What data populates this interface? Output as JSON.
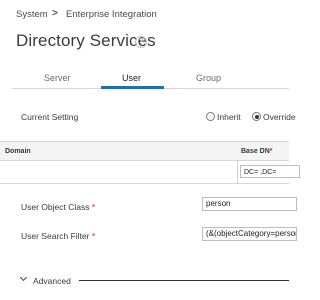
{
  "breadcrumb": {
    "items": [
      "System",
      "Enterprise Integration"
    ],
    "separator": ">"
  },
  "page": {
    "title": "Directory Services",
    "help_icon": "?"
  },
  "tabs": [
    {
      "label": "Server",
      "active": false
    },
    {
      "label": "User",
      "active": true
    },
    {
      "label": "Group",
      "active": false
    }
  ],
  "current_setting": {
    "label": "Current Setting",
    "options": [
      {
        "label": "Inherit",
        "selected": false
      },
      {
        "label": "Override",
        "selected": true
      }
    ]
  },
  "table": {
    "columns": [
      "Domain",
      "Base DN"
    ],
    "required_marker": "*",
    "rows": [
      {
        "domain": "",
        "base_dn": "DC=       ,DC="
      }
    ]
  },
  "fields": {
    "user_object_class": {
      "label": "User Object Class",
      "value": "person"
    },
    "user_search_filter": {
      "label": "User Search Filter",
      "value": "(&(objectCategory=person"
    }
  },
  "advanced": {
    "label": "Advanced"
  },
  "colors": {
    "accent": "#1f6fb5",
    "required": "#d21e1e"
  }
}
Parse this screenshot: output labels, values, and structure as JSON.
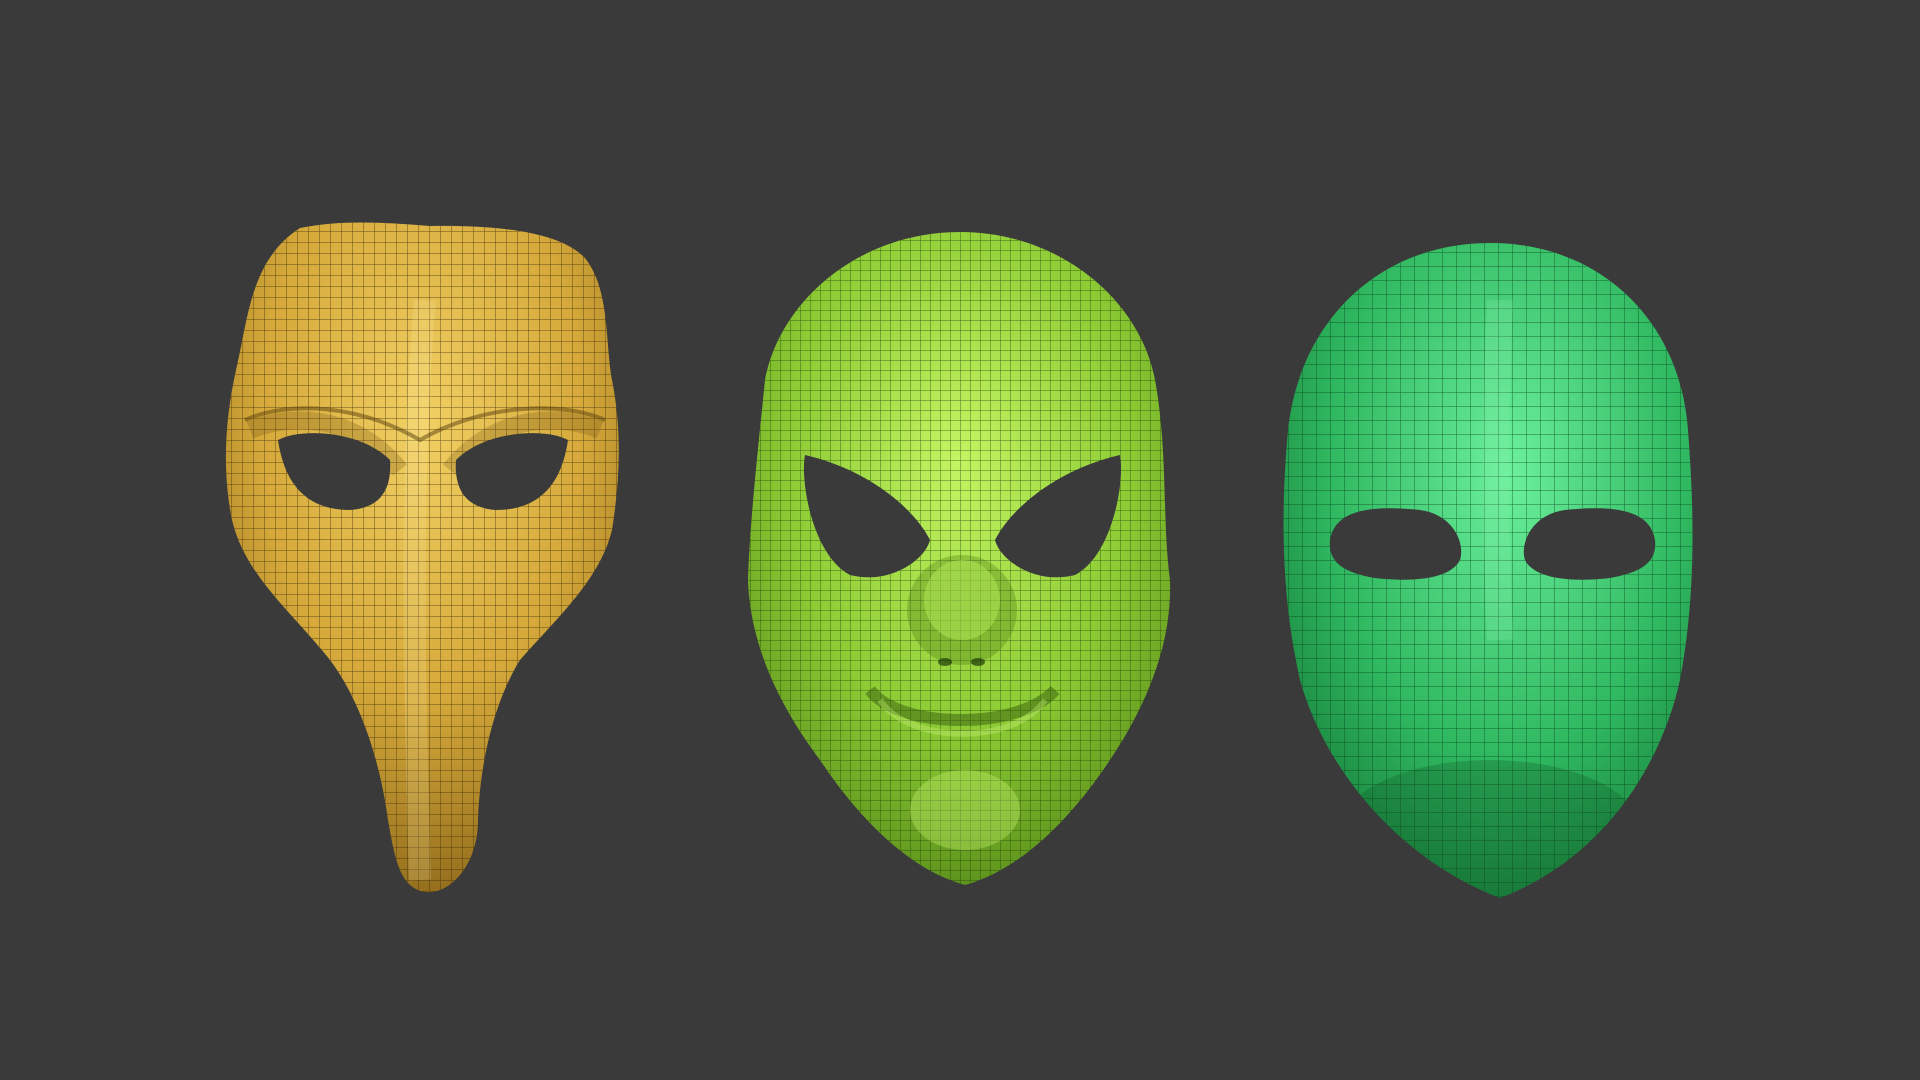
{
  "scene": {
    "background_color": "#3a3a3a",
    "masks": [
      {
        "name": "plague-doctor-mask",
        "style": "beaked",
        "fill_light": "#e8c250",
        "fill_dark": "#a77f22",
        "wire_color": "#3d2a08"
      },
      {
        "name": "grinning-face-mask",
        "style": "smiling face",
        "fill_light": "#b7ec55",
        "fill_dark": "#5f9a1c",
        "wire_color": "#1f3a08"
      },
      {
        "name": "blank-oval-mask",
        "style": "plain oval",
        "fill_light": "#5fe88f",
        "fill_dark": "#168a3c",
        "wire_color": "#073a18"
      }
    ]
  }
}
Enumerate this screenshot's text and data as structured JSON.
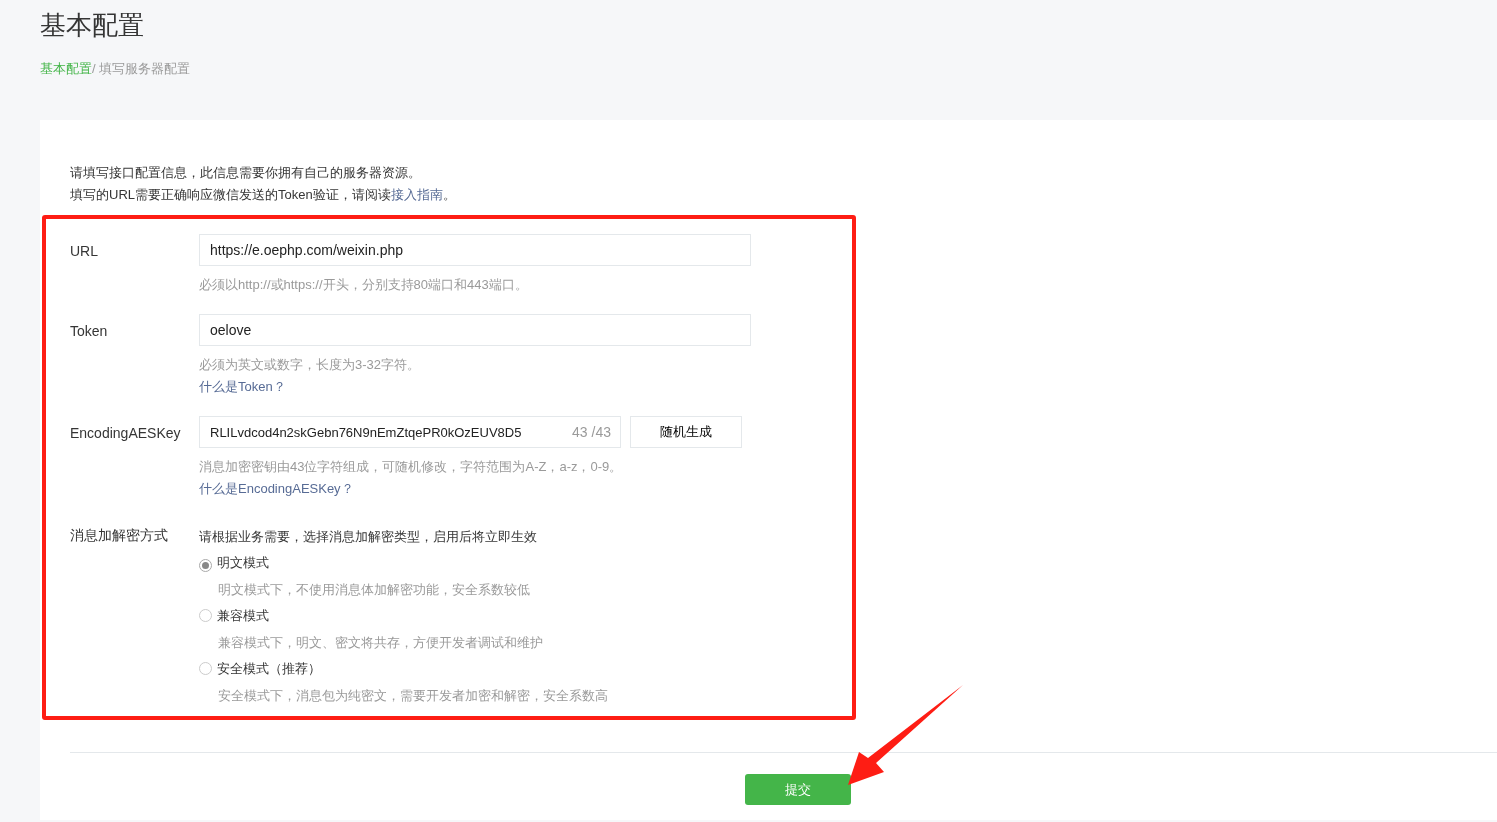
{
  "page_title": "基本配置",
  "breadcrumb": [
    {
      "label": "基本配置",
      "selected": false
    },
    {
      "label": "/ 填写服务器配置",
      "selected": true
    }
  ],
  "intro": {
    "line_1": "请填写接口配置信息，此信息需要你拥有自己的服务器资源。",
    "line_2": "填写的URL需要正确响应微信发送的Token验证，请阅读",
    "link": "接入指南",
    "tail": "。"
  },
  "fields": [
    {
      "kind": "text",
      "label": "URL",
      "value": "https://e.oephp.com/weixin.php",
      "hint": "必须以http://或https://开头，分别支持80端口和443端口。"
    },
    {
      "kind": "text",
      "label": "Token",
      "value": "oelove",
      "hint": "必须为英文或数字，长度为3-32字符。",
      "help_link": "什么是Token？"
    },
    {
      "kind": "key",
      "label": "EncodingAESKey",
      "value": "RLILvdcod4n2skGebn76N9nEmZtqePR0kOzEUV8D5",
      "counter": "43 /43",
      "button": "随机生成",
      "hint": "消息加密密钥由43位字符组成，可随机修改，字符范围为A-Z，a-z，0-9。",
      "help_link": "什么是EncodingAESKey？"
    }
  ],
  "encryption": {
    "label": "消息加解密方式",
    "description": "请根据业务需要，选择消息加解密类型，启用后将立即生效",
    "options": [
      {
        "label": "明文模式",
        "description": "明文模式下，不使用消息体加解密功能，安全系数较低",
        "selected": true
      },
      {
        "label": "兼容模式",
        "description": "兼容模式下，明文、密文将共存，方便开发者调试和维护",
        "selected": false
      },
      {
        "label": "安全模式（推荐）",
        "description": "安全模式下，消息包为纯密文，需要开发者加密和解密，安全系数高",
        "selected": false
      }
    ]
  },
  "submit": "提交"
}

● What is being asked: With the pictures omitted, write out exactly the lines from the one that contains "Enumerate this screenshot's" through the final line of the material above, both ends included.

● Exercise answer:
Enumerate this screenshot's text and data as structured JSON.
{
  "page_title": "基本配置",
  "breadcrumb": [
    {
      "label": "基本配置",
      "selected": false
    },
    {
      "label": "/ 填写服务器配置",
      "selected": true
    }
  ],
  "intro": {
    "line_1": "请填写接口配置信息，此信息需要你拥有自己的服务器资源。",
    "line_2": "填写的URL需要正确响应微信发送的Token验证，请阅读",
    "link": "接入指南",
    "tail": "。"
  },
  "fields": [
    {
      "kind": "text",
      "label": "URL",
      "value": "https://e.oephp.com/weixin.php",
      "hint": "必须以http://或https://开头，分别支持80端口和443端口。"
    },
    {
      "kind": "text",
      "label": "Token",
      "value": "oelove",
      "hint": "必须为英文或数字，长度为3-32字符。",
      "help_link": "什么是Token？"
    },
    {
      "kind": "key",
      "label": "EncodingAESKey",
      "value": "RLILvdcod4n2skGebn76N9nEmZtqePR0kOzEUV8D5",
      "counter": "43 /43",
      "button": "随机生成",
      "hint": "消息加密密钥由43位字符组成，可随机修改，字符范围为A-Z，a-z，0-9。",
      "help_link": "什么是EncodingAESKey？"
    }
  ],
  "encryption": {
    "label": "消息加解密方式",
    "description": "请根据业务需要，选择消息加解密类型，启用后将立即生效",
    "options": [
      {
        "label": "明文模式",
        "description": "明文模式下，不使用消息体加解密功能，安全系数较低",
        "selected": true
      },
      {
        "label": "兼容模式",
        "description": "兼容模式下，明文、密文将共存，方便开发者调试和维护",
        "selected": false
      },
      {
        "label": "安全模式（推荐）",
        "description": "安全模式下，消息包为纯密文，需要开发者加密和解密，安全系数高",
        "selected": false
      }
    ]
  },
  "submit": "提交"
}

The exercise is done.